* [Record set]:
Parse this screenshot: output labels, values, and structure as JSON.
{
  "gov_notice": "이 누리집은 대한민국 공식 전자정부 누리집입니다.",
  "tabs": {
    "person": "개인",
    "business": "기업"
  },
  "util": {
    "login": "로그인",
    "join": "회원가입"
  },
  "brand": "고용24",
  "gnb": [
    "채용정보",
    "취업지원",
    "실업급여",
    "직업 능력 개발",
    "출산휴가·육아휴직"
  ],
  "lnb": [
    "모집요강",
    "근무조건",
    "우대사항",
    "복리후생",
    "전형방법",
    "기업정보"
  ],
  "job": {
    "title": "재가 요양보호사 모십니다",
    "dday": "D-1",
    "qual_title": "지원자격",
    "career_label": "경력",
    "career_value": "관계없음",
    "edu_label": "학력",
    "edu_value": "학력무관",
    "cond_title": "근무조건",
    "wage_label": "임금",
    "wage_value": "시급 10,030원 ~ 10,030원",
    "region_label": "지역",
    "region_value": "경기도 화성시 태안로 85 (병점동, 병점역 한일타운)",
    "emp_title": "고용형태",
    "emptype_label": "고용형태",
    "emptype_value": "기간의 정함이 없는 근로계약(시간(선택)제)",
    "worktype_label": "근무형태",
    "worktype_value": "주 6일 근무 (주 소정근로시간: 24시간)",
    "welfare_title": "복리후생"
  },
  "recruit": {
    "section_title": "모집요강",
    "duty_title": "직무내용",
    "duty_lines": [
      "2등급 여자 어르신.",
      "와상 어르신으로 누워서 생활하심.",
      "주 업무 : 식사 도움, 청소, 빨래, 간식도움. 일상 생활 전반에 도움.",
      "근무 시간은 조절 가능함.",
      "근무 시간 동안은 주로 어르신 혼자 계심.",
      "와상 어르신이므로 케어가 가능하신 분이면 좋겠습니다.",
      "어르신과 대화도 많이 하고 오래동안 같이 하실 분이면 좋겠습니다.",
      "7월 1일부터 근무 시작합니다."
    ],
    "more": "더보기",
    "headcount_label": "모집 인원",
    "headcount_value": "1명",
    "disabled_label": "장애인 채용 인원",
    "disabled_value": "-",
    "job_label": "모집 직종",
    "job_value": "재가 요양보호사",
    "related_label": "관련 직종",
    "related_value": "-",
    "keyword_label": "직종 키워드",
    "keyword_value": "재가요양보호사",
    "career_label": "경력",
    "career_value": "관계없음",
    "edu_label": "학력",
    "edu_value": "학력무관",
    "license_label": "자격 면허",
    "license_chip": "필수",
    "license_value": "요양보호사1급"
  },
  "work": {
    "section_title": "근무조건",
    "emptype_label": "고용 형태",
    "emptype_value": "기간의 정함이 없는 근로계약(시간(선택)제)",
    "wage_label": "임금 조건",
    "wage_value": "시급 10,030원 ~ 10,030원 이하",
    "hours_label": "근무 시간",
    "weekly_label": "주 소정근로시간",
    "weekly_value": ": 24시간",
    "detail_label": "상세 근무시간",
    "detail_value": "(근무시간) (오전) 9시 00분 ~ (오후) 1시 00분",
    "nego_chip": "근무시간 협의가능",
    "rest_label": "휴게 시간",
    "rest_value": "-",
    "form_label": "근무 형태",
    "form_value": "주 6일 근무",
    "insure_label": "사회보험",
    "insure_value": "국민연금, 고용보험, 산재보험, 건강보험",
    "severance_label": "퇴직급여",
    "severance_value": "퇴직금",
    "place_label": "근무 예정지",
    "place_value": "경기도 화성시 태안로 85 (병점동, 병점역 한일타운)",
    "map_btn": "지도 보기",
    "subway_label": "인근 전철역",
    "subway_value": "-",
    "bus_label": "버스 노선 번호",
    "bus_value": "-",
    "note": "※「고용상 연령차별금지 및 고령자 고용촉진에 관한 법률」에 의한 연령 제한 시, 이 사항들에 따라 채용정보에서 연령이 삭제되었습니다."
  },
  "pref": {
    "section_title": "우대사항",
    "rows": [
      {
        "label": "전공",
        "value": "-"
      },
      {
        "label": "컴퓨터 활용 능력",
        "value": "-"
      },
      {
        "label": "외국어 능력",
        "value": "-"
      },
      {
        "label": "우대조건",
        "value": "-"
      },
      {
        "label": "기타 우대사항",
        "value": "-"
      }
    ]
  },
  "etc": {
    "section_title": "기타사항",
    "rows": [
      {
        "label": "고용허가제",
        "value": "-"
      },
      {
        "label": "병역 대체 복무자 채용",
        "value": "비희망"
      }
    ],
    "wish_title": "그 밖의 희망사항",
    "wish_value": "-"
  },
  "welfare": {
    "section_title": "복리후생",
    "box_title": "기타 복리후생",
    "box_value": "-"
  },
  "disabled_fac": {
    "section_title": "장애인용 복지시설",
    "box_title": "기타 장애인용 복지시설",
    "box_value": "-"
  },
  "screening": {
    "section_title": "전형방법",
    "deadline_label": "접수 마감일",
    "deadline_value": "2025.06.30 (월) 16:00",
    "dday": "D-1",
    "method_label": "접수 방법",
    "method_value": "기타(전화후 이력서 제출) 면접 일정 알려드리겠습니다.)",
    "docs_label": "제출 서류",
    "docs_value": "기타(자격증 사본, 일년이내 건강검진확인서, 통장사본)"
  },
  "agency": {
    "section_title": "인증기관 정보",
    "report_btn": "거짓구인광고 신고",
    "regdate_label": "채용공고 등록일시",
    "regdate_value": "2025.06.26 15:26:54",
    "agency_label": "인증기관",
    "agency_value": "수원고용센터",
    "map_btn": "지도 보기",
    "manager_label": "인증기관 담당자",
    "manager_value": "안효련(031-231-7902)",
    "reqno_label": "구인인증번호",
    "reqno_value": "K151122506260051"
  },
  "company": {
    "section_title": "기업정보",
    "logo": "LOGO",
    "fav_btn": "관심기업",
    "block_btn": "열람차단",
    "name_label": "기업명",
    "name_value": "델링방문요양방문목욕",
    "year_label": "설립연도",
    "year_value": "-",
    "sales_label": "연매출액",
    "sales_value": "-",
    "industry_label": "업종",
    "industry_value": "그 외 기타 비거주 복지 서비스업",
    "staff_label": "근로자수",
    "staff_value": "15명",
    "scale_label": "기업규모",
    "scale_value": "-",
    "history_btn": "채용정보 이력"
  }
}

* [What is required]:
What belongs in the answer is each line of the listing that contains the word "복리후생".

* [Output of the task]:
    "복리후생",
    "welfare_title": "복리후생"
    "section_title": "복리후생",
    "box_title": "기타 복리후생",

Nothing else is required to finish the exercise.